While many European cities are reactionary when it comes to non-traditional taxi services, other European countries are keen to embrace new ideas as a way of proving their technology credentials and hoping to attract consequent investment in their startup ecosystem, Forbes writes.
One particular country is the Baltic republic of Estonia, a country of only 1.3 million, but one that has been revolutionary in its pursuit of the Technology Dollar. Not only did it launch an e-citizenship initiative in 2014 and digitise its Government documents while others were still sending faxes, it is also likely to be the first European country to regulate and legalize ride-sharing services such as Uber, and its local and more popular taxi app, Taxify.
Support comes from the highest level as demonstrated by the Estonian Prime Minister last week speaking on the 98th anniversary of the Estonian Republican speech.
“Wouldn’t it be reasonable at a time when a large part of the world is finding protectionist reasons to prohibit the sharing economy if we, Estonia, would be the first country to welcome Uber, Taxify and Airbnb?

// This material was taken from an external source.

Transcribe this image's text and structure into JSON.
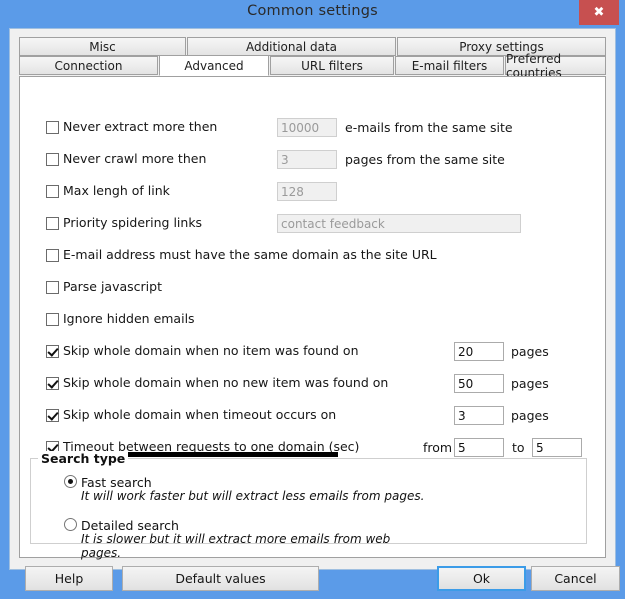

“These business models do not just mean better competition and better service levels, but they may also become a part of the solution to Estonia’s sparse population issue, and incentivize more people to become entrepreneurs”, said Taavi Rõivas, Estonian Prime Minister.
The process is well-advanced. Last week a meeting was held at the Estonian Parliament to initiate amendments to the country’s transport act. If approved, the amendment will be the first of a kind in Europe, with ratification of the amendment expected in weeks, rather than months.
The proposed amendments confirmed that private individuals can provide transportation services as long as certain conditions are met. These include provisions that all bookings are done electronically and service clients can estimate their trip price before the trip.
This will be great news to local company Taxify, that since its launch in the summer of 2013 has seen the company become the biggest ride-booking app in Estonia and the surrounding Baltic States of Latvia and Lithuania.
“At Taxify, we’re proud that we were part of the hearing and provided helpful input for the parliament members and the public to assess the viability of the amendment”, said Markus Villig, CEO Taxify.